Have you ever wondered how people make money by trading stocks? It all starts with understanding stock charts. In this article, you'll find a step-by-step guide on how to read stock charts so that you can start making money from the stock market.

Using Stock Charts

Reading stock charts is a skill that can be learned relatively easily and provides information that can be used to make informed investment decisions. The most important feature of a stock chart is the price trend, which can be determined by looking at the direction of the moving average and the volume of shares traded. For example, if the price trend is up and volume is increasing, it indicates that more people are buying shares than selling them, which is bullish sign. Conversely, if the price trend is down and volume is increasing, it's a bearish sign. In addition to trends, other indicators such as MACD and RSI can also be used to generate trading signals. FinanceCharts provides users with a wide range of tools to help them understand and analyze stock charts. The site offers extensive types of finance charts, as well as stocks that are undervalued, overvalued, cheapest, or the best value. You're sure to find a financial chart that's useful to you on the site.

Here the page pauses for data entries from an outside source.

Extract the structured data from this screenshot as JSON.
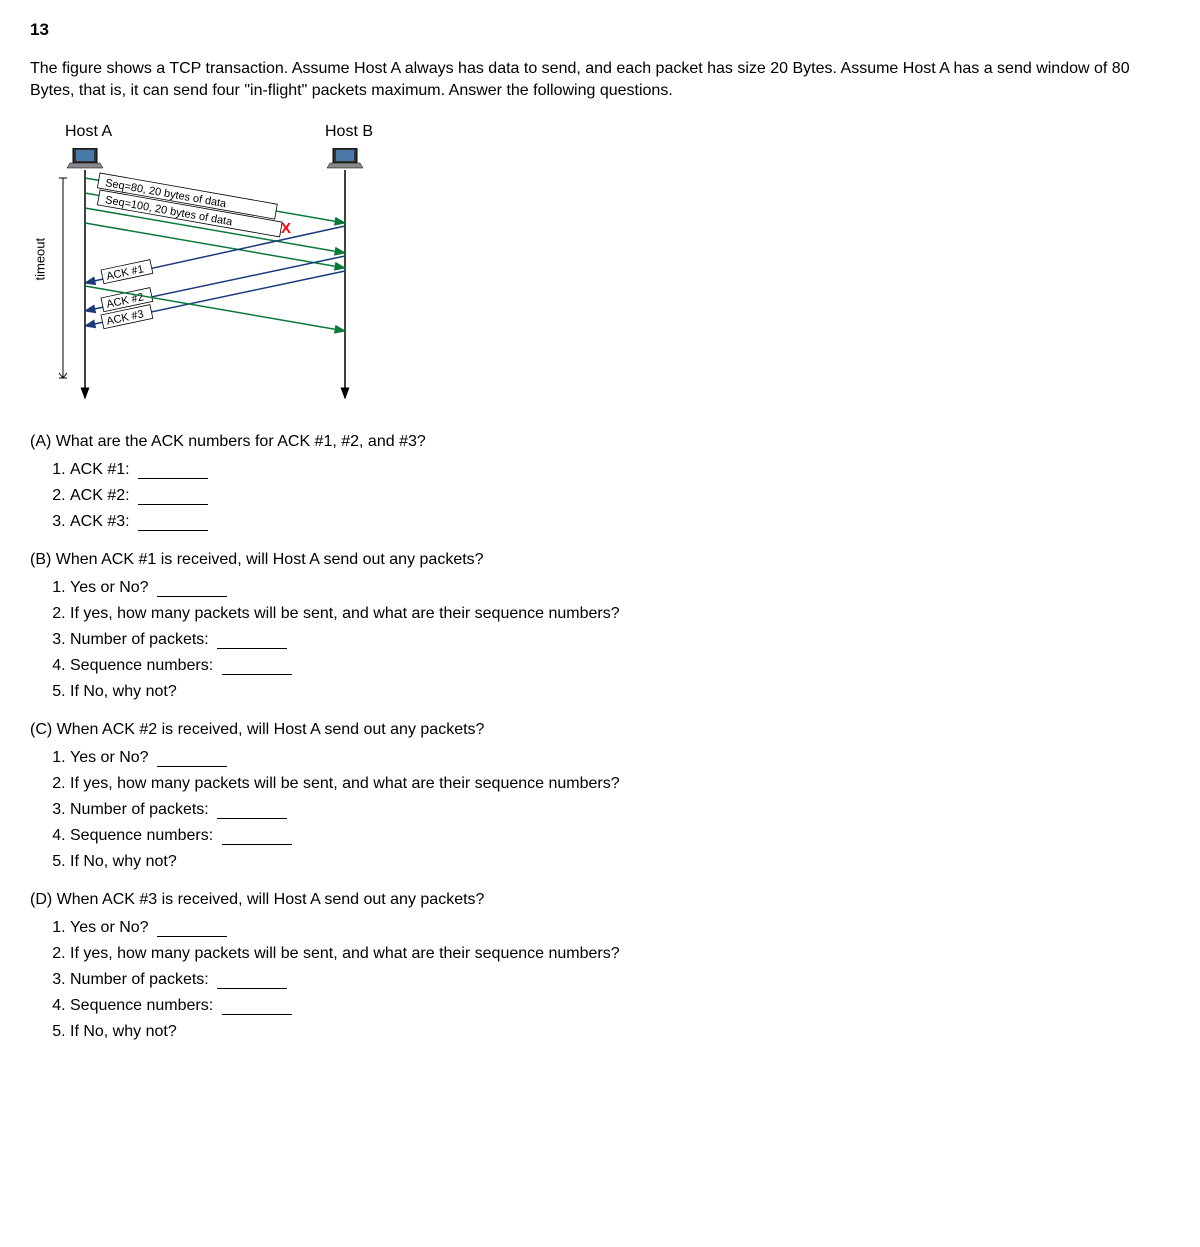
{
  "questionNumber": "13",
  "introText": "The figure shows a TCP transaction. Assume Host A always has data to send, and each packet has size 20 Bytes. Assume Host A has a send window of 80 Bytes, that is, it can send four \"in-flight\" packets maximum. Answer the following questions.",
  "diagram": {
    "hostA": "Host A",
    "hostB": "Host B",
    "timeout": "timeout",
    "seq1": "Seq=80, 20 bytes of data",
    "seq2": "Seq=100, 20 bytes of data",
    "lostMark": "X",
    "ack1": "ACK #1",
    "ack2": "ACK #2",
    "ack3": "ACK #3"
  },
  "partA": {
    "heading": "(A) What are the ACK numbers for ACK #1, #2, and #3?",
    "items": [
      "ACK #1:",
      "ACK #2:",
      "ACK #3:"
    ]
  },
  "partB": {
    "heading": "(B) When ACK #1 is received, will Host A send out any packets?",
    "items": [
      "Yes or No?",
      "If yes, how many packets will be sent, and what are their sequence numbers?",
      "Number of packets:",
      "Sequence numbers:",
      "If No, why not?"
    ]
  },
  "partC": {
    "heading": "(C) When ACK #2 is received, will Host A send out any packets?",
    "items": [
      "Yes or No?",
      "If yes, how many packets will be sent, and what are their sequence numbers?",
      "Number of packets:",
      "Sequence numbers:",
      "If No, why not?"
    ]
  },
  "partD": {
    "heading": "(D) When ACK #3 is received, will Host A send out any packets?",
    "items": [
      "Yes or No?",
      "If yes, how many packets will be sent, and what are their sequence numbers?",
      "Number of packets:",
      "Sequence numbers:",
      "If No, why not?"
    ]
  }
}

Understanding the Price Scale

The price scale on a stock chart is used to measure how much the price of a security has changed over time. The price scale can be found at the bottom of a chart and it lists the prices of the security along the horizontal axis and the time periods along the vertical axis. The most common time periods are days, weeks, months, and years. The size of each box on the price scale corresponds to a specific price change. For example, if a security's price changes from $10 to $11, then the size of the box on the price scale will increase by $1.00. Conversely, if a security's price changes from $11 to $10, then the size of the box on the price scale will decrease by $1.00. The marks on either side of each box represent 10 percent increments. So, if there is a mark at 10 percent, that means that prices have increased or decreased by 10% from where they were at that point on the scale. Likewise, 20 percent would be represented by a mark at 20 percent, 30 percent would be represented by a mark at 30 percent, etc.

Stochastic Oscillator

The stochastic oscillator is a momentum indicator that measures the location of the closing price relative to its high-low range over a given period of time. It is computed by taking a moving average of the location of the close relative to the high and low, then dividing this value by the total number of periods in the calculation. The resulting number is plotted on a scale from 0 to 100, with readings above 80 considered overbought and readings below 20 considered oversold.

Relative Strength Index

The Relative Strength Index (RSI) is a technical indicator used in the analysis of financial markets. It is intended to chart the current and historical strength or weakness of a stock or market based on the closing prices of a recent trading period. The indicator should not be confused with relative valuation, which compares a company's stock price to its peers.

Learning how to read stock charts is essential if you want to analyze stock data in order to make informed investment decisions. By understanding the trends and patterns in stock data, investors can anticipate changes in stock prices and make more informed choices about when to buy and sell stocks.